But, the sports world has almost come to a screeching halt because of COVID-19. Necessary safety precautions make it almost impossible for major sporting events to go ahead as planned. Wimbledon, as it turns out, is no exception.

The 2020 edition is expected to be canceled

Wimbledon is expected to not be played in 2020, as per CBS.

This is according to Dirk Hordorff, the vice president of the German Tennis Federation. Hordorff is also affiliated with the Association of Tennis Professionals and the Women's Tennis Association. He said the move is necessary and that 'the necessary decisions have already been made.

It had appeared likely that the tournament would at the very least be delayed. Eventually, it was reported that cancellation was more likely than a postponement. Cancellation now appears to be confirmed.

A 2020 cancellation would mark the 11th time that Wimbledon has not been able to be held. The first 10 times were because of either the first or second World War. The tournament takes place at the All England Tennis Club, located in London.

Famously, the courts have grass surfaces and participants wear outfits that are almost entirely white in color.

Some place the blame on the French Open

Wimbledon would not be the first tennis Grand Slam to make a major change in its 2020 schedule. The French Open decided to move back its start date for several months. As Yahoo indicates, French Open officials made the decision unilaterally.

Moving such a huge event has wreaked havoc on the tennis schedule. Not to mention the scheduling issues caused by COVID-19.

French officials have apparently since indicated they might be willing to be flexible about the dates. They had perhaps felt the almost-universal wrath of their counterparts from around the world, especially since tennis tournaments have traditionally worked together to make the schedules work.

The move by the French Open bucked the trend in a significant way.

One of the first major events to be postponed because of COVID-19 was the 2020 BNP Paribas Open. Though not one of the Grand Slams, the tournament is still considered one of the biggest in tennis. Many other postponements and outright cancellations have followed. Including arguably the top sporting competition of them all. The 2020 Summer Olympics in Tokyo, Japan are now supposed to be held during the summer of 2021.

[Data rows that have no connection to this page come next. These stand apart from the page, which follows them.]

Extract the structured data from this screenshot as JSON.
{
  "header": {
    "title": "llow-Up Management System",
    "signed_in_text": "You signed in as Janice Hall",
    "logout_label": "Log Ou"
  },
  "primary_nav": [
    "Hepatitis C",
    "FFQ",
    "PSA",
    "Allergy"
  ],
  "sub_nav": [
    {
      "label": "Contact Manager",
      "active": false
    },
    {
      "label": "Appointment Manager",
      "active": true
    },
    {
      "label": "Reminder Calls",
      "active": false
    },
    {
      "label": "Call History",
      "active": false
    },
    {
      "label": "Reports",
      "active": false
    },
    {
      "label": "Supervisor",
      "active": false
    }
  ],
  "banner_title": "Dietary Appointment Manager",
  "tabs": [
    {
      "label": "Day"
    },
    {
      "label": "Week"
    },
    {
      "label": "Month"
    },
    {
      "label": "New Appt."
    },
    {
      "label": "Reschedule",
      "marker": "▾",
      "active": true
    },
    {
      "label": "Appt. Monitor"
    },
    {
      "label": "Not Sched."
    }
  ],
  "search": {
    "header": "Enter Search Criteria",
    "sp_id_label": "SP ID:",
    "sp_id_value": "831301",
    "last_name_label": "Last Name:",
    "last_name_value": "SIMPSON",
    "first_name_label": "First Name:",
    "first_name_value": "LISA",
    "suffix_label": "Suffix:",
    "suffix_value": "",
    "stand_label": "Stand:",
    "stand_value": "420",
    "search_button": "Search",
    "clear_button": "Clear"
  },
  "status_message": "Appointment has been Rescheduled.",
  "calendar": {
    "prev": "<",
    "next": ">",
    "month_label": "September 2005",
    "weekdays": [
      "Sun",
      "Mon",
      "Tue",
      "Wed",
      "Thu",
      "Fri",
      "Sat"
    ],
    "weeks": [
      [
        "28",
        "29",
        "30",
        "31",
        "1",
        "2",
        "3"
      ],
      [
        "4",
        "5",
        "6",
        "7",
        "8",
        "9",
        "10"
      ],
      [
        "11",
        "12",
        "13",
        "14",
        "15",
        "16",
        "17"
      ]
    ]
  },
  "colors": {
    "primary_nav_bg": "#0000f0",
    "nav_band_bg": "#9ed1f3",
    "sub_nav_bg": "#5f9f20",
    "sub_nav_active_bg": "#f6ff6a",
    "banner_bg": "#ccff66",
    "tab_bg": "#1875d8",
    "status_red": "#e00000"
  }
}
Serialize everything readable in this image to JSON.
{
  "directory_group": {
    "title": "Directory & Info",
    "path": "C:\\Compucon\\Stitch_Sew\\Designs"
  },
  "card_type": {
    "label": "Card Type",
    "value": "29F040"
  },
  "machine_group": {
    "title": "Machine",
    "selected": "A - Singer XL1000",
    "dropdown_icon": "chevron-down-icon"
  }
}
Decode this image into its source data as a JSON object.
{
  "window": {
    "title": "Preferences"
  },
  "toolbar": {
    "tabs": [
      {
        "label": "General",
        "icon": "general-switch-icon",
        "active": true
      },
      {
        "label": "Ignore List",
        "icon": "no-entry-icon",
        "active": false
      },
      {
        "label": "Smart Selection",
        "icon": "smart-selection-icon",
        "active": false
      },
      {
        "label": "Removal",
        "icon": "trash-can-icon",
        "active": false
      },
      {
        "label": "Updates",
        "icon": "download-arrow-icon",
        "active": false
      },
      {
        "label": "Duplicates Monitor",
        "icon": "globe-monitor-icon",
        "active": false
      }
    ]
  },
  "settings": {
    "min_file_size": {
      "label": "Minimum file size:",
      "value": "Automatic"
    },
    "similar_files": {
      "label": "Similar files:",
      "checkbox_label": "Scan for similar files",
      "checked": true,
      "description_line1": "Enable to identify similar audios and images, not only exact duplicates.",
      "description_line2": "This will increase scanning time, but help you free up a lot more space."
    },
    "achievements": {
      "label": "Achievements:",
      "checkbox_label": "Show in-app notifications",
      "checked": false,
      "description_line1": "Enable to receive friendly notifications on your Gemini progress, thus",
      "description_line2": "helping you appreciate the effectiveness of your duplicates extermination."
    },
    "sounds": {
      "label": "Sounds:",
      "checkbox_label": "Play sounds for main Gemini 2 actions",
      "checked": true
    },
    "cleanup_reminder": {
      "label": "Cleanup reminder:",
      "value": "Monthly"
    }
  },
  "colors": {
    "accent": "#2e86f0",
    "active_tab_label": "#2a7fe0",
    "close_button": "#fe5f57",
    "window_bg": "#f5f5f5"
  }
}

It hasn't been announced yet if the US Open will be moved or canceled. As it stands currently, it would end just one week before the French Open would start. Such a short time between Grand Slams has been a big cause for concern.